By studying the biological origins and the detailed chemistry of the enzyme family, the researchers have shown that Nature has a wide range of methods of degrading biomass which humankind can now harness in its own endeavour to produce sustainable biofuels. 

Professor Walton says: “There’s no doubt that this discovery will have an impact on not only those researchers around the globe working on how to solve the problems associated with second generation biofuel generation, but—more importantly—also on the producers of bioethanol who now have a further powerful tool to help them generate biofuel from sustainable sources such as waste plant matter.”

The research at York was funded by the Biotechnology and Biological Sciences Research Council (BBSRC). 


Further Information

Join For Free

Access to this exclusive content is for Technology Networks Premium members only.

Join Technology Networks Premium for free access to:

  • Exclusive articles
  • Presentations from international conferences
  • Over 3,100+ scientific posters on ePosters
  • More than 4,500+ scientific videos on LabTube
  • 35 community eNewsletters


Sign In



Forgotten your details? Click Here
If you are not a member you can join here

*Please note: By logging into TechnologyNetworks.com you agree to accept the use of cookies. To find out more about the cookies we use and how to delete them, see our privacy policy.

Related Content

Plant Variants Point the Way to Improved Biofuel Production
Manufacturing biofuels from food crop by-products such as straw could be made quicker and cheaper thanks to a new study led by scientists at the University of York.
Thursday, September 25, 2014
Gene discovery could help to boost crop yields
A discovery by scientists at the University of York of a vital feature of a plant's temperature sensing and growth mechanism could help to increase yields from crops.
Tuesday, August 17, 2010
Scientific News
World’s Largest Coral Gene Database
‘Genetic toolkit’ will help shed light on which species survive climate change.
A Peachy Defense System for Seeds
ETH chemists are developing a new coating method to protect seeds from being eaten by insects. In doing so, they have drawn inspiration from the humble peach and a few of its peers.
Roundup Impacts Gene Expression
Study published on the impact of low-dose toxicity of Roundup weed-killer on gene expression profiles.
Meaningful Part of Maize Genome Defined
FSU-Cornell team show that a small percentage of the maize genome is responsible for 40 percent of a plant’s trait diversity.
Plant Stem Cell Discovery Points to Increased Yields
Braking signals from the leaves tell stem cells to stop proliferating.
Plasma Dose Improves Agricultural Crop Harvests
Researchers at Japan have developed a technique to improve crop yields by treating seeds prior to planting with a safe dose of plasma radiation.
TGAC Installs Largest SGI UV 300 Supercomputer for Life Sciences
The Genome Analysis Centre (TGAC) partners with Global HPC hardware giant SGI to address the most complex problems in genomics analysis.
Carrot Genome Uncovered
Carrot genome paints picture of domestication, could help improve crops.
Flowering Regulation Mechanism Discovered
Monash researchers have discovered a new mechanism that enables plants to regulate their flowering in response to raised temperatures.
Nanoparticles Present Sustainable Way to Grow Food Crops
Nanoparticle technology can help reduce the need for fertilizer, creating a more sustainable way to grow crops such as mung beans.
Skyscraper Banner
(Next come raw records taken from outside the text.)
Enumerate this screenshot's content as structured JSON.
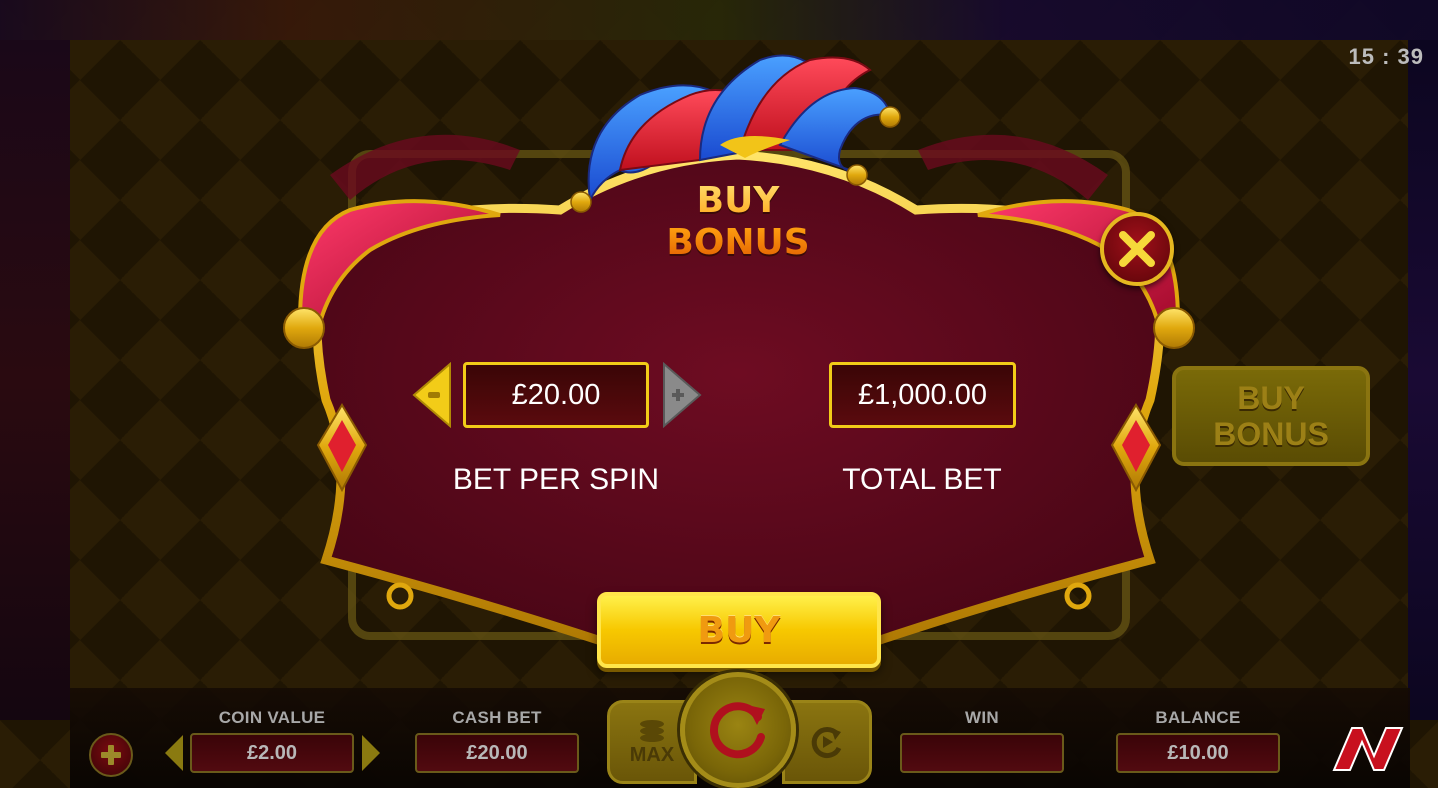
{
  "clock": "15 : 39",
  "side_buy_bonus": {
    "line1": "BUY",
    "line2": "BONUS"
  },
  "modal": {
    "title_line1": "BUY",
    "title_line2": "BONUS",
    "bet_per_spin": {
      "value": "£20.00",
      "label": "BET PER SPIN"
    },
    "total_bet": {
      "value": "£1,000.00",
      "label": "TOTAL BET"
    },
    "buy_label": "BUY",
    "minus_icon": "minus-icon",
    "plus_icon": "plus-icon",
    "close_icon": "close-icon"
  },
  "hud": {
    "coin_value": {
      "title": "COIN VALUE",
      "value": "£2.00"
    },
    "cash_bet": {
      "title": "CASH BET",
      "value": "£20.00"
    },
    "max_label": "MAX",
    "win": {
      "title": "WIN",
      "value": ""
    },
    "balance": {
      "title": "BALANCE",
      "value": "£10.00"
    }
  },
  "colors": {
    "panel": "#5a0a1e",
    "gold": "#f2cc18",
    "buy_button": "#f7c800",
    "title_orange": "#ffa010"
  }
}
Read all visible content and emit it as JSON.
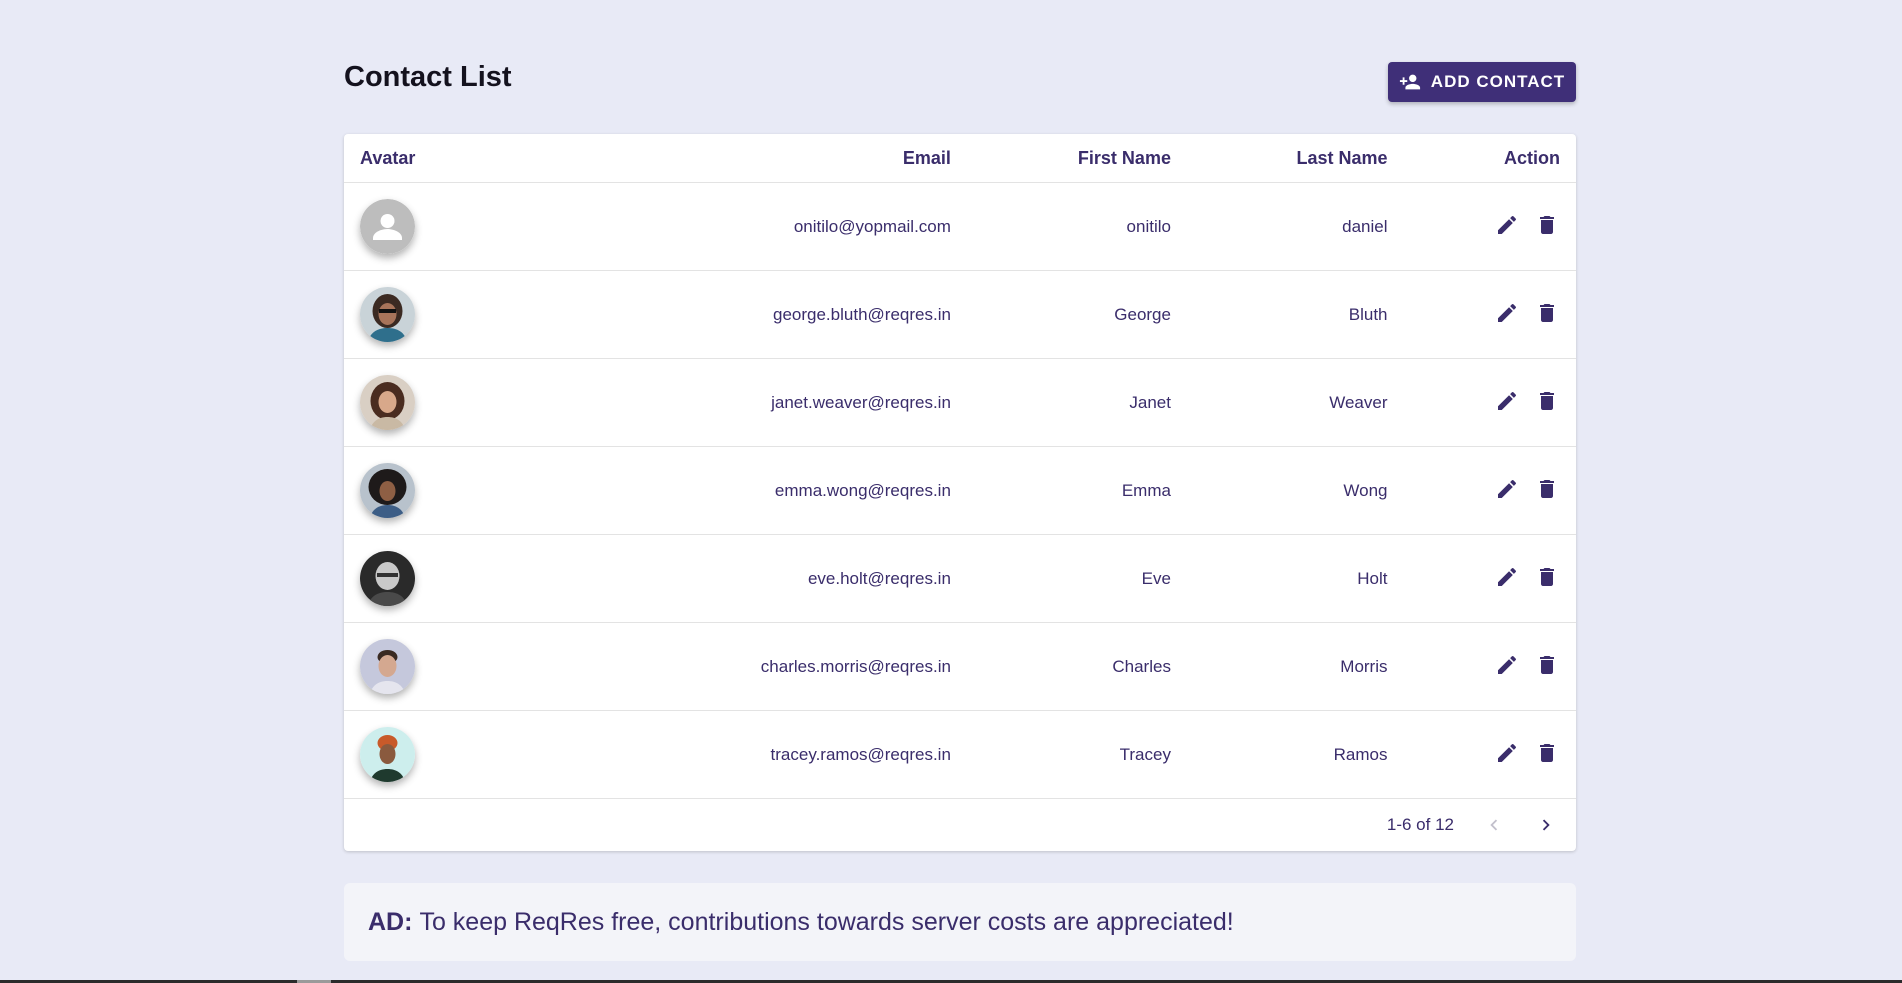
{
  "page": {
    "title": "Contact List"
  },
  "toolbar": {
    "add_label": "ADD CONTACT",
    "add_icon": "person-add-icon"
  },
  "table": {
    "columns": [
      "Avatar",
      "Email",
      "First Name",
      "Last Name",
      "Action"
    ],
    "rows": [
      {
        "email": "onitilo@yopmail.com",
        "first": "onitilo",
        "last": "daniel",
        "avatar": "default-avatar"
      },
      {
        "email": "george.bluth@reqres.in",
        "first": "George",
        "last": "Bluth",
        "avatar": "photo"
      },
      {
        "email": "janet.weaver@reqres.in",
        "first": "Janet",
        "last": "Weaver",
        "avatar": "photo"
      },
      {
        "email": "emma.wong@reqres.in",
        "first": "Emma",
        "last": "Wong",
        "avatar": "photo"
      },
      {
        "email": "eve.holt@reqres.in",
        "first": "Eve",
        "last": "Holt",
        "avatar": "photo"
      },
      {
        "email": "charles.morris@reqres.in",
        "first": "Charles",
        "last": "Morris",
        "avatar": "photo"
      },
      {
        "email": "tracey.ramos@reqres.in",
        "first": "Tracey",
        "last": "Ramos",
        "avatar": "photo"
      }
    ]
  },
  "pagination": {
    "range": "1-6 of 12"
  },
  "ad": {
    "label": "AD:",
    "text": "To keep ReqRes free, contributions towards server costs are appreciated!"
  },
  "colors": {
    "accent": "#3f2f78",
    "text": "#3a2d6b",
    "background": "#e8eaf6"
  }
}
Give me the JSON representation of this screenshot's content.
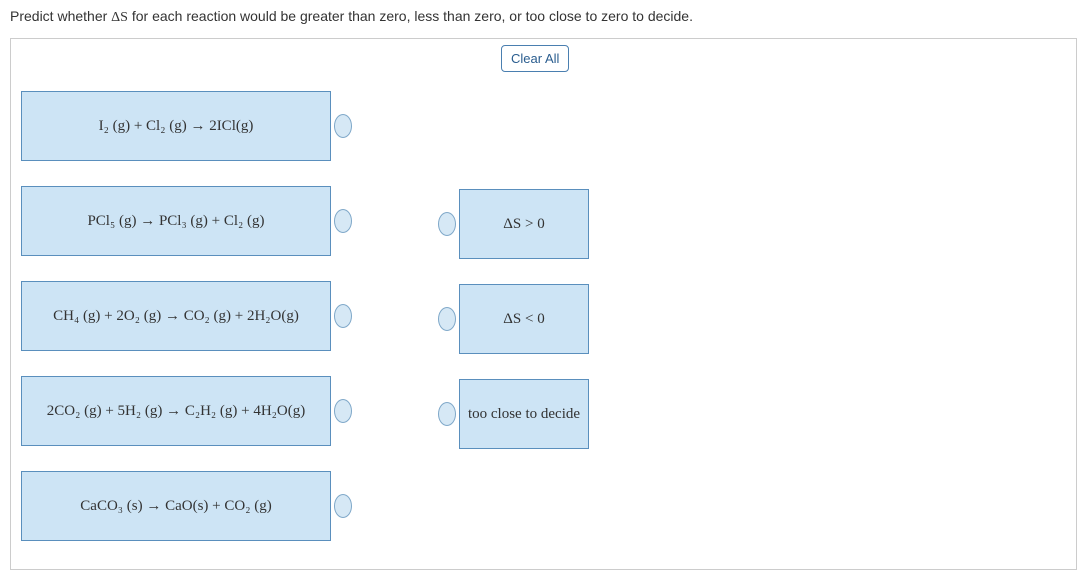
{
  "prompt_pre": "Predict whether ",
  "prompt_delta": "ΔS",
  "prompt_post": " for each reaction would be greater than zero, less than zero, or too close to zero to decide.",
  "clear_all": "Clear All",
  "reactions": [
    "I₂ (g) + Cl₂ (g) → 2ICl(g)",
    "PCl₅ (g) → PCl₃ (g) + Cl₂ (g)",
    "CH₄ (g) + 2O₂ (g) → CO₂ (g) + 2H₂O(g)",
    "2CO₂ (g) + 5H₂ (g) → C₂H₂ (g) + 4H₂O(g)",
    "CaCO₃ (s) → CaO(s) + CO₂ (g)"
  ],
  "categories": [
    "ΔS > 0",
    "ΔS < 0",
    "too close to decide"
  ],
  "chart_data": {
    "type": "table",
    "title": "Entropy change classification task",
    "rows": [
      {
        "reaction": "I2(g) + Cl2(g) -> 2ICl(g)",
        "delta_S": null
      },
      {
        "reaction": "PCl5(g) -> PCl3(g) + Cl2(g)",
        "delta_S": null
      },
      {
        "reaction": "CH4(g) + 2O2(g) -> CO2(g) + 2H2O(g)",
        "delta_S": null
      },
      {
        "reaction": "2CO2(g) + 5H2(g) -> C2H2(g) + 4H2O(g)",
        "delta_S": null
      },
      {
        "reaction": "CaCO3(s) -> CaO(s) + CO2(g)",
        "delta_S": null
      }
    ],
    "categories": [
      "ΔS > 0",
      "ΔS < 0",
      "too close to decide"
    ]
  }
}
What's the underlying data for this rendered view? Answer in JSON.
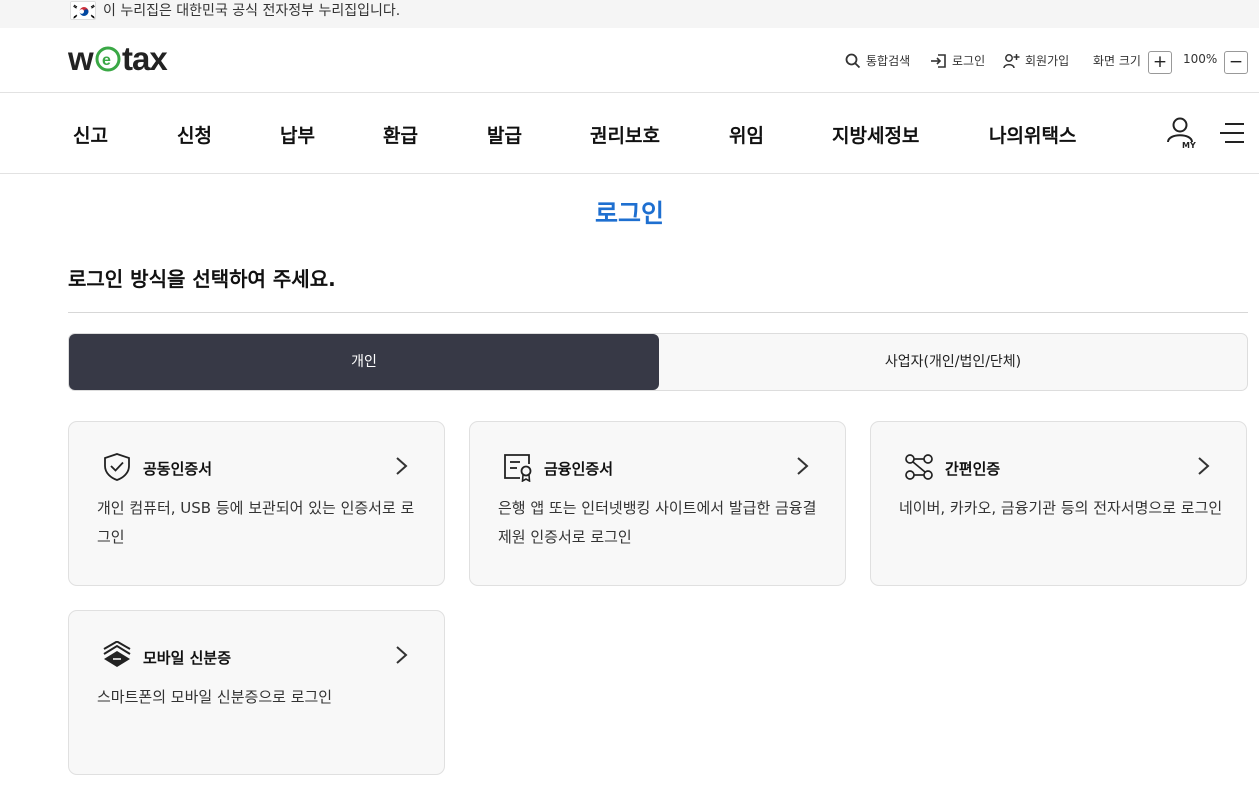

SELECTBIO Market Reports
Go to LabTube
Go to eposters
 
Access to the latest scientific news
Exclusive articles
Upload and share your posters on ePosters
Latest presentations and webinars
View a library of 1,800+ scientific and medical posters
3,100+ scientific and medical posters
A library of 2,500+ scientific videos on LabTube
4,500+ scientific videos
Close
Premium CrownJOIN TECHNOLOGY NETWORKS PREMIUM FOR FREE!